▶ **THE PROBLEM**:
Reproduce each record below exactly as written.

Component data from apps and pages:
- - - - - - -

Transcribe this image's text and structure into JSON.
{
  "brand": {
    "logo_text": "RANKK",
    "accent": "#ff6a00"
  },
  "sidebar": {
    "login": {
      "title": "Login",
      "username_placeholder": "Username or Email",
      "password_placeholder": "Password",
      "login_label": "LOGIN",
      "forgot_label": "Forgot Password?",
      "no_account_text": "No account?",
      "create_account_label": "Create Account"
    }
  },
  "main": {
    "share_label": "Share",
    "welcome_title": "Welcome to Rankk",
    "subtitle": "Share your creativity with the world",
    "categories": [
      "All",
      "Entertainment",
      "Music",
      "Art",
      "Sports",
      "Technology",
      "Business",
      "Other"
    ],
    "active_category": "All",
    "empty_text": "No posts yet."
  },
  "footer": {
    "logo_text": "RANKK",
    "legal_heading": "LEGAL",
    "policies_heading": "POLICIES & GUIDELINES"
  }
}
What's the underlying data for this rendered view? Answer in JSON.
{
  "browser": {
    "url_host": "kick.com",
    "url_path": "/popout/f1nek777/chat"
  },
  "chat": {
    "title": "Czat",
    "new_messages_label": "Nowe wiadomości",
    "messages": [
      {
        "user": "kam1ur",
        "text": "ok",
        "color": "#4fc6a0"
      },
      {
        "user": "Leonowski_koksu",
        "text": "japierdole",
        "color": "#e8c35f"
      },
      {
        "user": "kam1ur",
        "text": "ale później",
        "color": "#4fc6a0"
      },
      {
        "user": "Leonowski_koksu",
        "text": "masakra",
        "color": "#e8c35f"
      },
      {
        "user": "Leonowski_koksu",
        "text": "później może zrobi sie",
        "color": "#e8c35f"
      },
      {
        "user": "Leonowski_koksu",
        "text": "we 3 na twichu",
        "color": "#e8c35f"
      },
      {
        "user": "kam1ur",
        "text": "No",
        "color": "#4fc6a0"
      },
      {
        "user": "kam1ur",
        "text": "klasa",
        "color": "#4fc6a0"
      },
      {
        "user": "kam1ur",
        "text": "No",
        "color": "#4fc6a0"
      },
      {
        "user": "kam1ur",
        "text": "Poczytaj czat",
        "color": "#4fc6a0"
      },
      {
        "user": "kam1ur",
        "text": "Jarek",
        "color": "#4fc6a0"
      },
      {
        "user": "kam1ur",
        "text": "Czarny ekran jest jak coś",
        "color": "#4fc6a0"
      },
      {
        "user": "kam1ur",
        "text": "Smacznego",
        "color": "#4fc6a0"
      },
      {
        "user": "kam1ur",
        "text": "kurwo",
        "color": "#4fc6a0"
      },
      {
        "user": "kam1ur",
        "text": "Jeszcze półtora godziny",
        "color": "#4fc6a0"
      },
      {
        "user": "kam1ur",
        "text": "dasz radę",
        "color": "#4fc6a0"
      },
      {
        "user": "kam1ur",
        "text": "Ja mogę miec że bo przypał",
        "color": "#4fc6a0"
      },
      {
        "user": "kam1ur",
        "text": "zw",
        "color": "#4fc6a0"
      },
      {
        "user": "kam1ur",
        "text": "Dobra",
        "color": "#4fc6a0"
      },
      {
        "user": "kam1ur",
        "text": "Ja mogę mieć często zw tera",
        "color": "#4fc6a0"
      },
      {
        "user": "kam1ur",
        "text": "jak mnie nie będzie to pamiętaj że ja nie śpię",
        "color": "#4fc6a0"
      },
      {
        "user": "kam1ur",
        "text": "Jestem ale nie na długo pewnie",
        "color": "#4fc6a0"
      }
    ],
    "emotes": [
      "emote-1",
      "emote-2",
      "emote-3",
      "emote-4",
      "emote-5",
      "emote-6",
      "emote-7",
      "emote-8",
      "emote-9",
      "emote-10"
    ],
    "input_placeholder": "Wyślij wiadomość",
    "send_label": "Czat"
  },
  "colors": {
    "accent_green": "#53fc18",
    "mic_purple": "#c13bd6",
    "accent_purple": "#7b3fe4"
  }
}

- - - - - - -

▶ **EXERCISE SOLUTION**:
Transcribe this image's text and structure into JSON.
{
  "brand": {
    "logo_text": "RANKK",
    "accent": "#ff6a00"
  },
  "sidebar": {
    "login": {
      "title": "Login",
      "username_placeholder": "Username or Email",
      "password_placeholder": "Password",
      "login_label": "LOGIN",
      "forgot_label": "Forgot Password?",
      "no_account_text": "No account?",
      "create_account_label": "Create Account"
    }
  },
  "main": {
    "share_label": "Share",
    "welcome_title": "Welcome to Rankk",
    "subtitle": "Share your creativity with the world",
    "categories": [
      "All",
      "Entertainment",
      "Music",
      "Art",
      "Sports",
      "Technology",
      "Business",
      "Other"
    ],
    "active_category": "All",
    "empty_text": "No posts yet."
  },
  "footer": {
    "logo_text": "RANKK",
    "legal_heading": "LEGAL",
    "policies_heading": "POLICIES & GUIDELINES"
  }
}
What's the underlying data for this rendered view? Answer in JSON.
{
  "browser": {
    "url_host": "kick.com",
    "url_path": "/popout/f1nek777/chat"
  },
  "chat": {
    "title": "Czat",
    "new_messages_label": "Nowe wiadomości",
    "messages": [
      {
        "user": "kam1ur",
        "text": "ok",
        "color": "#4fc6a0"
      },
      {
        "user": "Leonowski_koksu",
        "text": "japierdole",
        "color": "#e8c35f"
      },
      {
        "user": "kam1ur",
        "text": "ale później",
        "color": "#4fc6a0"
      },
      {
        "user": "Leonowski_koksu",
        "text": "masakra",
        "color": "#e8c35f"
      },
      {
        "user": "Leonowski_koksu",
        "text": "później może zrobi sie",
        "color": "#e8c35f"
      },
      {
        "user": "Leonowski_koksu",
        "text": "we 3 na twichu",
        "color": "#e8c35f"
      },
      {
        "user": "kam1ur",
        "text": "No",
        "color": "#4fc6a0"
      },
      {
        "user": "kam1ur",
        "text": "klasa",
        "color": "#4fc6a0"
      },
      {
        "user": "kam1ur",
        "text": "No",
        "color": "#4fc6a0"
      },
      {
        "user": "kam1ur",
        "text": "Poczytaj czat",
        "color": "#4fc6a0"
      },
      {
        "user": "kam1ur",
        "text": "Jarek",
        "color": "#4fc6a0"
      },
      {
        "user": "kam1ur",
        "text": "Czarny ekran jest jak coś",
        "color": "#4fc6a0"
      },
      {
        "user": "kam1ur",
        "text": "Smacznego",
        "color": "#4fc6a0"
      },
      {
        "user": "kam1ur",
        "text": "kurwo",
        "color": "#4fc6a0"
      },
      {
        "user": "kam1ur",
        "text": "Jeszcze półtora godziny",
        "color": "#4fc6a0"
      },
      {
        "user": "kam1ur",
        "text": "dasz radę",
        "color": "#4fc6a0"
      },
      {
        "user": "kam1ur",
        "text": "Ja mogę miec że bo przypał",
        "color": "#4fc6a0"
      },
      {
        "user": "kam1ur",
        "text": "zw",
        "color": "#4fc6a0"
      },
      {
        "user": "kam1ur",
        "text": "Dobra",
        "color": "#4fc6a0"
      },
      {
        "user": "kam1ur",
        "text": "Ja mogę mieć często zw tera",
        "color": "#4fc6a0"
      },
      {
        "user": "kam1ur",
        "text": "jak mnie nie będzie to pamiętaj że ja nie śpię",
        "color": "#4fc6a0"
      },
      {
        "user": "kam1ur",
        "text": "Jestem ale nie na długo pewnie",
        "color": "#4fc6a0"
      }
    ],
    "emotes": [
      "emote-1",
      "emote-2",
      "emote-3",
      "emote-4",
      "emote-5",
      "emote-6",
      "emote-7",
      "emote-8",
      "emote-9",
      "emote-10"
    ],
    "input_placeholder": "Wyślij wiadomość",
    "send_label": "Czat"
  },
  "colors": {
    "accent_green": "#53fc18",
    "mic_purple": "#c13bd6",
    "accent_purple": "#7b3fe4"
  }
}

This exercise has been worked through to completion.